# [Brief]
Set down each line of the records once more, precisely, and omit the pictures.

# [Listed entries]
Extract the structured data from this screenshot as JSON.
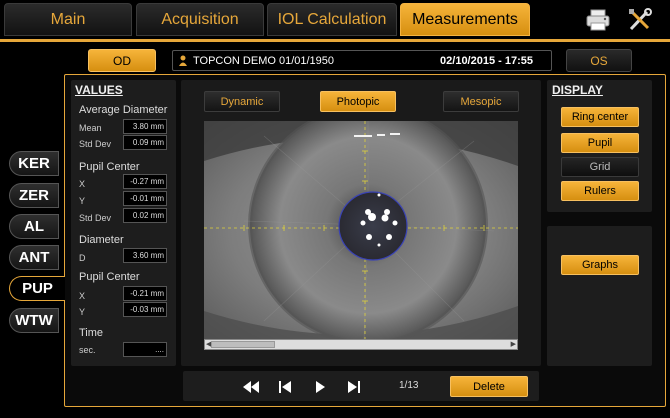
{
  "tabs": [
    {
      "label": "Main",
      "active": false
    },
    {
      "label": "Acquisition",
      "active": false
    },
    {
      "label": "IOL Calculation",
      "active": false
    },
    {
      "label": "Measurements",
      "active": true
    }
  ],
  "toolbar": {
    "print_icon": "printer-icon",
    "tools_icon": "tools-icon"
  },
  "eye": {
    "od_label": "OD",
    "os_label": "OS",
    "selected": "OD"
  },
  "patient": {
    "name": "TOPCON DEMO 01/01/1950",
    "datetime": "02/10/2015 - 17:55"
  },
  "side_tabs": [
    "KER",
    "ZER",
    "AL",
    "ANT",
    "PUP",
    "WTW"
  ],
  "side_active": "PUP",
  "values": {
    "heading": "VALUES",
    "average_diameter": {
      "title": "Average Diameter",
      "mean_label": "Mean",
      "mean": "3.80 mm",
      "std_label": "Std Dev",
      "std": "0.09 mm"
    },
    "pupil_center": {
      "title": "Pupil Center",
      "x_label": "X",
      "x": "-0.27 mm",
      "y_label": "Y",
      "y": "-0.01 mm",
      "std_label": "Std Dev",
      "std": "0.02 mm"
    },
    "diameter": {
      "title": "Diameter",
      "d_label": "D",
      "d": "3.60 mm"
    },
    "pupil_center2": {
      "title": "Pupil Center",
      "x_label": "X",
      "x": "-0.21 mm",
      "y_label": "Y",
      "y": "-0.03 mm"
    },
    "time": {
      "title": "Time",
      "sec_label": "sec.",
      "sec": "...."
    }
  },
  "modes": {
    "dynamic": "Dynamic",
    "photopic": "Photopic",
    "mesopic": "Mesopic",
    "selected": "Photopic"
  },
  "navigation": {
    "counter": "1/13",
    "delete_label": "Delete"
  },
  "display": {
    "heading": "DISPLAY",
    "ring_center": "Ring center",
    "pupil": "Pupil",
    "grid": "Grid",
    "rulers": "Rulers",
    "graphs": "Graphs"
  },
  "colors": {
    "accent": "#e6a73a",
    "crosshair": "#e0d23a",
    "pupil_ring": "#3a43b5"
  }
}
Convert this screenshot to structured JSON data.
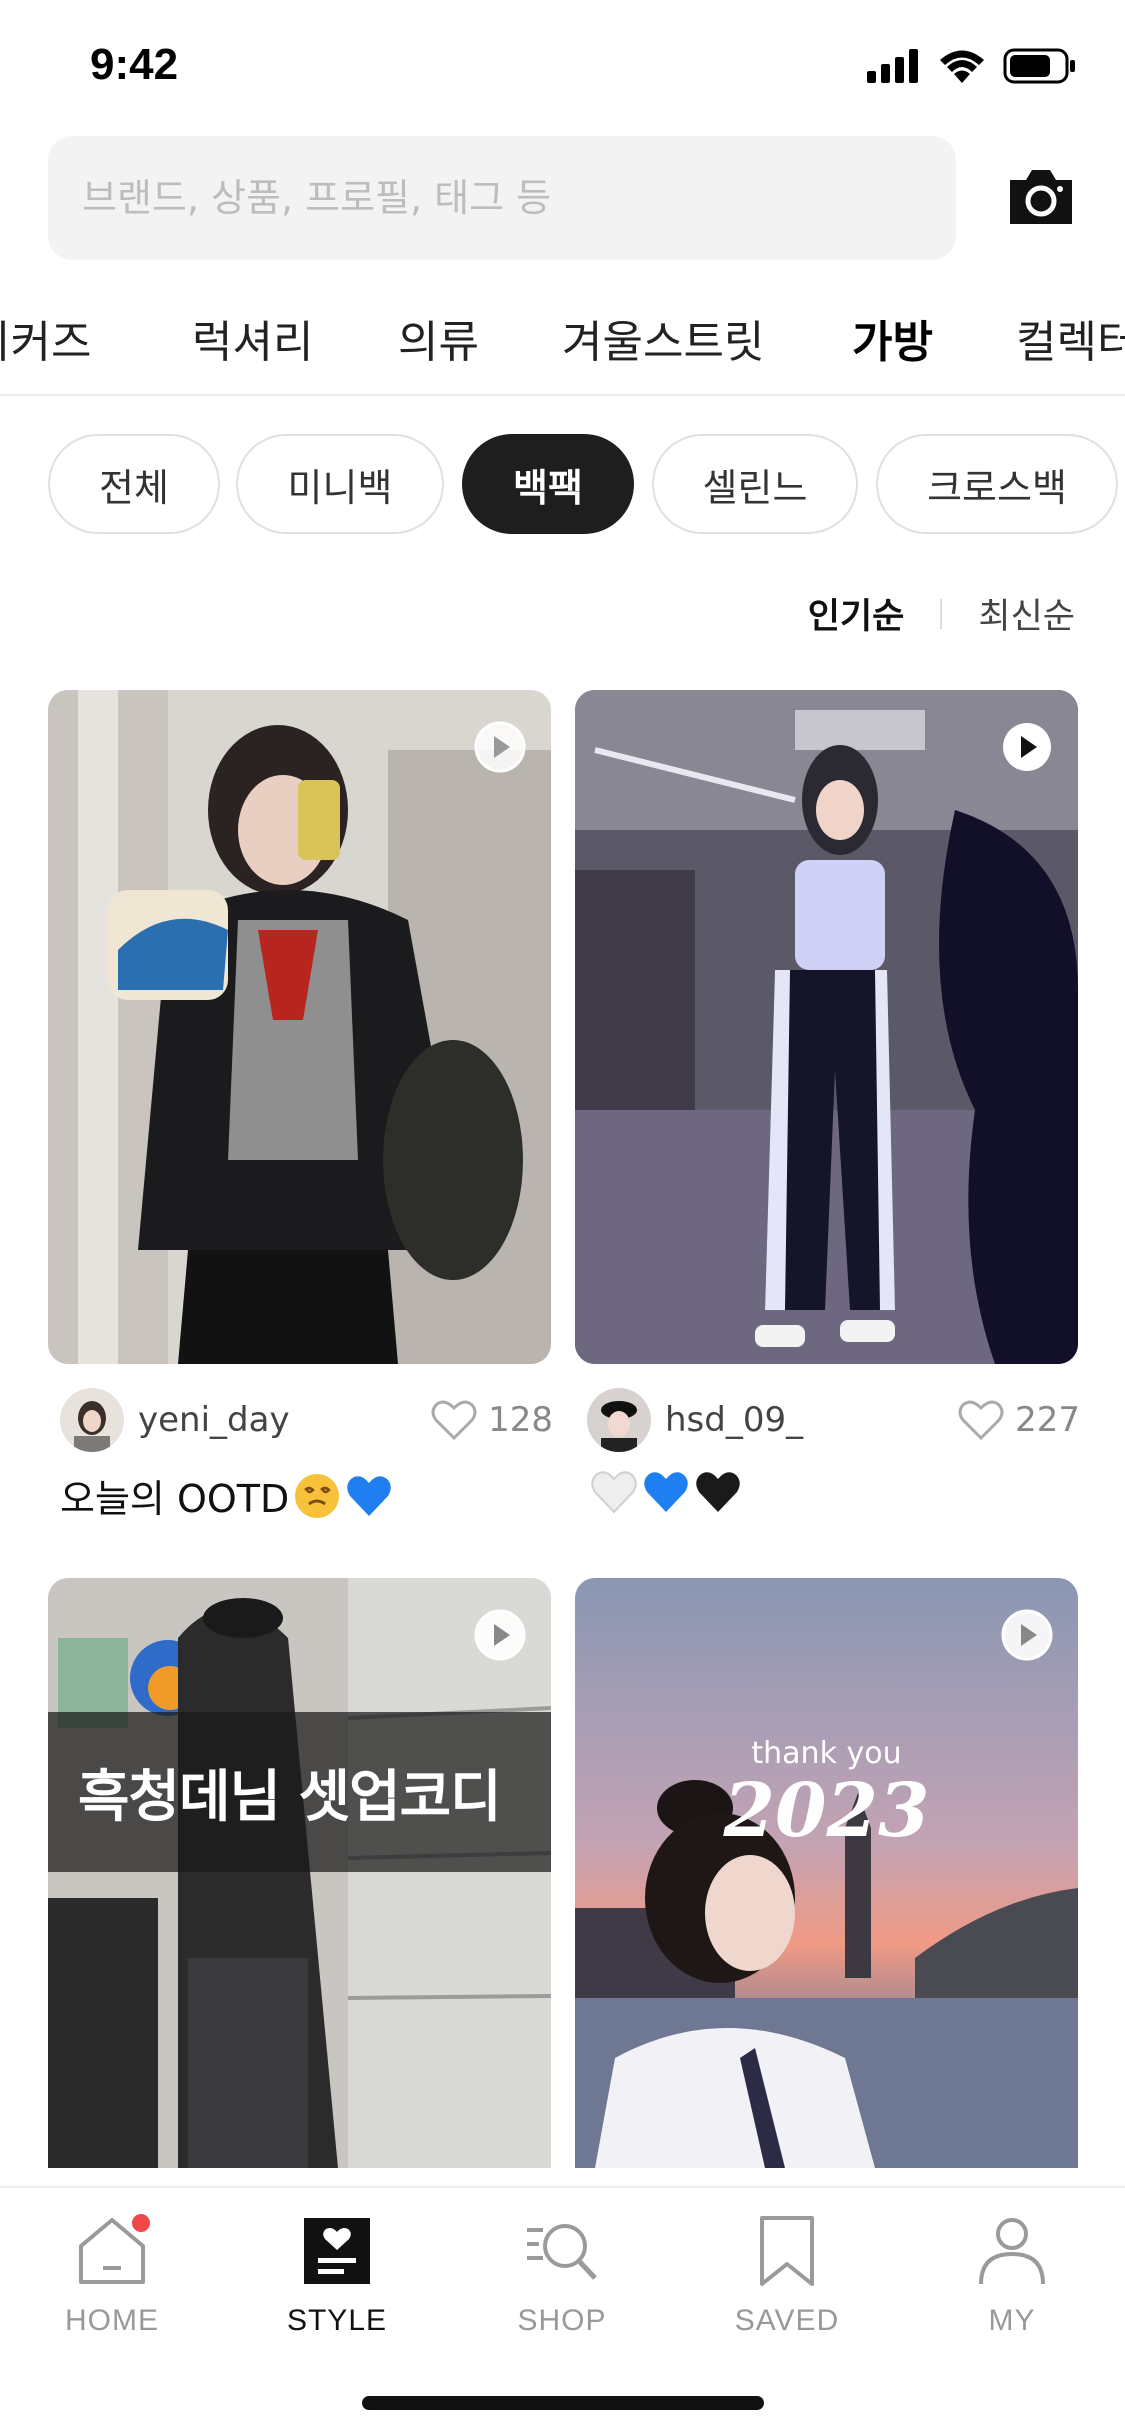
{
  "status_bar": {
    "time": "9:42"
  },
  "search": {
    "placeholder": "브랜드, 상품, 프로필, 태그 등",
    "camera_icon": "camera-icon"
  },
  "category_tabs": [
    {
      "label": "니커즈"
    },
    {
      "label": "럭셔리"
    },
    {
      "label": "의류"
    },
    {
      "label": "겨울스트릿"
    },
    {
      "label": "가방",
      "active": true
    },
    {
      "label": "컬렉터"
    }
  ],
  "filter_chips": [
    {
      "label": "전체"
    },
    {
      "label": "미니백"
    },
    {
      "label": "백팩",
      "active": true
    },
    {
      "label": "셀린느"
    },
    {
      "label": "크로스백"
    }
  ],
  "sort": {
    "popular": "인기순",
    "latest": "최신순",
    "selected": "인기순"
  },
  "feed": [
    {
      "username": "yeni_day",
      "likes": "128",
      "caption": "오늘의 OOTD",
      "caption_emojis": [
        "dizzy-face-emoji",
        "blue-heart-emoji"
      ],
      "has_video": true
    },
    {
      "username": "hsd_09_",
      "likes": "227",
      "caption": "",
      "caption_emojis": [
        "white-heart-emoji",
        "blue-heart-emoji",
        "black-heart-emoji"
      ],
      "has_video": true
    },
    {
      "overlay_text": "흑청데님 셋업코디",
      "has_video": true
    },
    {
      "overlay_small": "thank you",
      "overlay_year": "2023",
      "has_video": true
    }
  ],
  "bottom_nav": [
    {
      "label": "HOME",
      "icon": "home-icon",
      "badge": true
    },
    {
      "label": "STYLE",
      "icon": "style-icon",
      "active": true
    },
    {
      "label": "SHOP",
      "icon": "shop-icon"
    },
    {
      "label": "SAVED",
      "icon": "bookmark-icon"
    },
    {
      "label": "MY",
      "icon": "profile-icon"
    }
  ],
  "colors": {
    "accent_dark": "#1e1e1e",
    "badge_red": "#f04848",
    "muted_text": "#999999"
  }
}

# [Response for this exercise]
Extract the structured data from this screenshot as JSON.
{
  "tabs": [
    {
      "label": "Main",
      "active": false
    },
    {
      "label": "Acquisition",
      "active": false
    },
    {
      "label": "IOL Calculation",
      "active": false
    },
    {
      "label": "Measurements",
      "active": true
    }
  ],
  "toolbar": {
    "print_icon": "printer-icon",
    "tools_icon": "tools-icon"
  },
  "eye": {
    "od_label": "OD",
    "os_label": "OS",
    "selected": "OD"
  },
  "patient": {
    "name": "TOPCON DEMO 01/01/1950",
    "datetime": "02/10/2015 - 17:55"
  },
  "side_tabs": [
    "KER",
    "ZER",
    "AL",
    "ANT",
    "PUP",
    "WTW"
  ],
  "side_active": "PUP",
  "values": {
    "heading": "VALUES",
    "average_diameter": {
      "title": "Average Diameter",
      "mean_label": "Mean",
      "mean": "3.80 mm",
      "std_label": "Std Dev",
      "std": "0.09 mm"
    },
    "pupil_center": {
      "title": "Pupil Center",
      "x_label": "X",
      "x": "-0.27 mm",
      "y_label": "Y",
      "y": "-0.01 mm",
      "std_label": "Std Dev",
      "std": "0.02 mm"
    },
    "diameter": {
      "title": "Diameter",
      "d_label": "D",
      "d": "3.60 mm"
    },
    "pupil_center2": {
      "title": "Pupil Center",
      "x_label": "X",
      "x": "-0.21 mm",
      "y_label": "Y",
      "y": "-0.03 mm"
    },
    "time": {
      "title": "Time",
      "sec_label": "sec.",
      "sec": "...."
    }
  },
  "modes": {
    "dynamic": "Dynamic",
    "photopic": "Photopic",
    "mesopic": "Mesopic",
    "selected": "Photopic"
  },
  "navigation": {
    "counter": "1/13",
    "delete_label": "Delete"
  },
  "display": {
    "heading": "DISPLAY",
    "ring_center": "Ring center",
    "pupil": "Pupil",
    "grid": "Grid",
    "rulers": "Rulers",
    "graphs": "Graphs"
  },
  "colors": {
    "accent": "#e6a73a",
    "crosshair": "#e0d23a",
    "pupil_ring": "#3a43b5"
  }
}
Convert this screenshot to structured JSON data.
{
  "status_bar": {
    "time": "9:42"
  },
  "search": {
    "placeholder": "브랜드, 상품, 프로필, 태그 등",
    "camera_icon": "camera-icon"
  },
  "category_tabs": [
    {
      "label": "니커즈"
    },
    {
      "label": "럭셔리"
    },
    {
      "label": "의류"
    },
    {
      "label": "겨울스트릿"
    },
    {
      "label": "가방",
      "active": true
    },
    {
      "label": "컬렉터"
    }
  ],
  "filter_chips": [
    {
      "label": "전체"
    },
    {
      "label": "미니백"
    },
    {
      "label": "백팩",
      "active": true
    },
    {
      "label": "셀린느"
    },
    {
      "label": "크로스백"
    }
  ],
  "sort": {
    "popular": "인기순",
    "latest": "최신순",
    "selected": "인기순"
  },
  "feed": [
    {
      "username": "yeni_day",
      "likes": "128",
      "caption": "오늘의 OOTD",
      "caption_emojis": [
        "dizzy-face-emoji",
        "blue-heart-emoji"
      ],
      "has_video": true
    },
    {
      "username": "hsd_09_",
      "likes": "227",
      "caption": "",
      "caption_emojis": [
        "white-heart-emoji",
        "blue-heart-emoji",
        "black-heart-emoji"
      ],
      "has_video": true
    },
    {
      "overlay_text": "흑청데님 셋업코디",
      "has_video": true
    },
    {
      "overlay_small": "thank you",
      "overlay_year": "2023",
      "has_video": true
    }
  ],
  "bottom_nav": [
    {
      "label": "HOME",
      "icon": "home-icon",
      "badge": true
    },
    {
      "label": "STYLE",
      "icon": "style-icon",
      "active": true
    },
    {
      "label": "SHOP",
      "icon": "shop-icon"
    },
    {
      "label": "SAVED",
      "icon": "bookmark-icon"
    },
    {
      "label": "MY",
      "icon": "profile-icon"
    }
  ],
  "colors": {
    "accent_dark": "#1e1e1e",
    "badge_red": "#f04848",
    "muted_text": "#999999"
  }
}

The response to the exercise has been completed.